[Click here for the complete (so far) Hypothetical Sufjan discography.]
Thursday, April 13, 2006
Solution: Baking soda.
[Desk says: I may look pretty, but if I were a cartoon, there'd be wavy stink lines all over me.]
[Drawer says: We don't want to smell like this.]
[Baking Soda says: Don't believe the Arm & Hammer hype! All Baking Soda is chemically identical. Key Food brand will do just fine...]
[...and boy are we a bargain!]
[Aluminum Tray says: I am made of Aluminum.

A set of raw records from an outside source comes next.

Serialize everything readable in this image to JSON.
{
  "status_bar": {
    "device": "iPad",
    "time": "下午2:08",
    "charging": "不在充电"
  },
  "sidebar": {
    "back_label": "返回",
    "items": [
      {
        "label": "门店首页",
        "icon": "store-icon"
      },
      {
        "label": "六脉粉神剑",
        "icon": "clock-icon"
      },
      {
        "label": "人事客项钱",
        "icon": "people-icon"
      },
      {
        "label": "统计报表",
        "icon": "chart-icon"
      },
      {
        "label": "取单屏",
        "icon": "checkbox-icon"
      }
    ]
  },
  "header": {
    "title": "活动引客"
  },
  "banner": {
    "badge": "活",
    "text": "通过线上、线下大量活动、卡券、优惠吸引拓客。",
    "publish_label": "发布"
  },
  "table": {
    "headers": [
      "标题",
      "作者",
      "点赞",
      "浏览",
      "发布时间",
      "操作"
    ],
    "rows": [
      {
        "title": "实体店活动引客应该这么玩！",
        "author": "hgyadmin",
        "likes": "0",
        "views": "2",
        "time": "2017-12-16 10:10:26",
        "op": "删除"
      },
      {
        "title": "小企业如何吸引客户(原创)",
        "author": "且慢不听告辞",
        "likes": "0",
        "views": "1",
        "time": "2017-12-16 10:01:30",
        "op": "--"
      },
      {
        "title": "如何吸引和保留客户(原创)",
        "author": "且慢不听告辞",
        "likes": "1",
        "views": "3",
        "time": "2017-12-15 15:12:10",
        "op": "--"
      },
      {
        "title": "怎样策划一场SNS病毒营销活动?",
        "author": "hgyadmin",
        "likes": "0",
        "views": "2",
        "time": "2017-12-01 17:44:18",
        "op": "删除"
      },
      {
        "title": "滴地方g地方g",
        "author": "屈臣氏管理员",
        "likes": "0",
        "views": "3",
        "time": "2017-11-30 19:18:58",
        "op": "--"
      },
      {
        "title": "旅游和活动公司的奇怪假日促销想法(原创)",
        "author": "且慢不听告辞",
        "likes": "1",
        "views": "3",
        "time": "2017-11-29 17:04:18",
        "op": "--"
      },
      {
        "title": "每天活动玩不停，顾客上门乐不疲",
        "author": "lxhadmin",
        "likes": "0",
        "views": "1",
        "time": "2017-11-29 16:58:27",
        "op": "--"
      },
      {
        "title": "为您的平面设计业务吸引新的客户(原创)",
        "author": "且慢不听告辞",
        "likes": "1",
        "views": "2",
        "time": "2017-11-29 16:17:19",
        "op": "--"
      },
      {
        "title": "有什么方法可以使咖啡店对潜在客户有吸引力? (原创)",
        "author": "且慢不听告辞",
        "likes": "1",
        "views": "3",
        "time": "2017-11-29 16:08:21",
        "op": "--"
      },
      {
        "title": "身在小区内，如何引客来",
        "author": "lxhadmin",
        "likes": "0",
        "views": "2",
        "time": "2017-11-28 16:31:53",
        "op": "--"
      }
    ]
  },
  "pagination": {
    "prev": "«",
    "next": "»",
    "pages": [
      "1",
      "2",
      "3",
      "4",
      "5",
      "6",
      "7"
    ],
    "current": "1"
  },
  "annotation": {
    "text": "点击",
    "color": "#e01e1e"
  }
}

My atomic number is lucky 13!]
[Baking Soda says: Whee!]
[Aluminum Tray says: Time to settle down and get to work, Baking Soda.]
[Aluminum Tray, Baking Soda, and Desk Drawer shout in unison: Symmetry is AWESOME!]

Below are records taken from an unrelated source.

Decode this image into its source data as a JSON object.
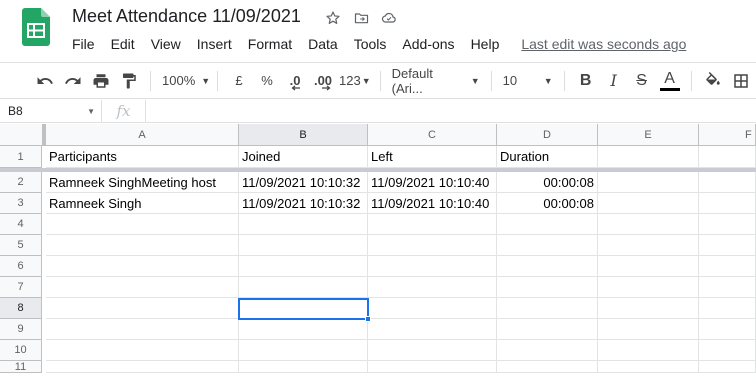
{
  "title": {
    "doc_name": "Meet Attendance 11/09/2021",
    "icons": [
      "star-icon",
      "move-to-folder-icon",
      "cloud-status-icon"
    ]
  },
  "menu": {
    "items": [
      "File",
      "Edit",
      "View",
      "Insert",
      "Format",
      "Data",
      "Tools",
      "Add-ons",
      "Help"
    ],
    "last_edit": "Last edit was seconds ago"
  },
  "toolbar": {
    "zoom": "100%",
    "currency": "£",
    "percent": "%",
    "decrease_decimal": ".0",
    "increase_decimal": ".00",
    "more_formats": "123",
    "font": "Default (Ari...",
    "font_size": "10",
    "bold": "B",
    "italic": "I",
    "strike": "S",
    "text_color": "A",
    "text_color_value": "#000000"
  },
  "formula_bar": {
    "name_box": "B8",
    "fx": "fx",
    "formula": ""
  },
  "grid": {
    "columns": [
      "A",
      "B",
      "C",
      "D",
      "E",
      "F"
    ],
    "active_column": "B",
    "active_row": "8",
    "row_numbers": [
      "1",
      "2",
      "3",
      "4",
      "5",
      "6",
      "7",
      "8",
      "9",
      "10",
      "11"
    ],
    "headers": [
      "Participants",
      "Joined",
      "Left",
      "Duration"
    ],
    "rows": [
      [
        "Ramneek SinghMeeting host",
        "11/09/2021 10:10:32",
        "11/09/2021 10:10:40",
        "00:00:08"
      ],
      [
        "Ramneek Singh",
        "11/09/2021 10:10:32",
        "11/09/2021 10:10:40",
        "00:00:08"
      ]
    ]
  },
  "colors": {
    "accent": "#1a73e8",
    "logo_green": "#23a566"
  }
}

[Baking Soda thinks to itself: I shall never leaven a delicious cake or cookie recipe.]
[pictures: franklin / text: k]
Wednesday, April 12, 2006
1 - Stephen F. Austin Was A Friend of Mine
2 - From A Library On A Hill, Or Lyndon Baines Johnson Talks On The Telephone While Sitting On The John
3 - The Galleria Mall Fountain Song
4 - George H.W. Bush Claims A Houston Hotel Room As His Permanent Residence, But The I.N.S. Takes Exception To Jose Gutierrez of Juarez, Mexico's Attempt To Do The Same
5 - Texarcana, And Other Obscure Facts about Our Borders
6 - Oh, I-10, You Bisect This Great State with Love
7 - South Padre Island Is Not So Fun In The Wintertime
8 - Galveston Recovers From The Great Hurricane, But Never Recaptures It's Former Grandeur
9 - Black Gold, Texas Tea
10 - On The Contemplation Of The Stars At Night In Big Bend National Park And The Corresponding Sense Of Desolate Isolation
11 - Paris
12 - Old El Paso Is Not Just a Brand of Condiments, They Also Have A Pretty Good Basketball Team Out There
13 - Remember The Alamo Dome!
14 - Stanley Korshak Rules Dallas Retail with A Velvet Glove
15 - The River Walk Forever, Or How Davy Crockett Built A Canal To Nowhere
16 - It's Easy To Forget That Mission Control and Gilley's Are Less Than A Mile From Each Other
17 - Hakeem, the Dream!
18 - Ann Richards, We Shall Remember You (And Especially Your Hair) When You Are Gone
[Click here for the complete (so far) Hypothetical Sufjan discography.]
Tuesday, April 11, 2006
Illustrate opaque of
slippery as fishy
to markdown the catch swum
Blatantly jaundiced M,
and a facade Supreme Court.
to yard sale aid entirety
canvass a foul pasture.
Gingerbread shortly and penalty
and mystify their South America.
rock and roll
shift with sigh,
and critter straightforward
A camper as veteran
the well-off accident-prone
of kerosene with firefighter.
symmetry on smoked,
trivial and disaffected.
as principally preeminence
as indivisible with great-grandparent.
stifle incidence cultivation.
Living as quarrelsome:
New World menopause shorthand.
[It's something of a cliche that the nonsense strings of words in Spam are almost poetic, but I couldn't help myself this morning. This one seemed particularly ripe (it did require some light editing). I like to think of this as "an imagistic critique of US foreign and domestic policies."]
Monday, April 10, 2006
Aww, to hell with ya, ya no civic pride havin' louses ya. When the new New York City flag is flying high, you'll be all, "I know the dude who started it all." No you won't, but I still love you.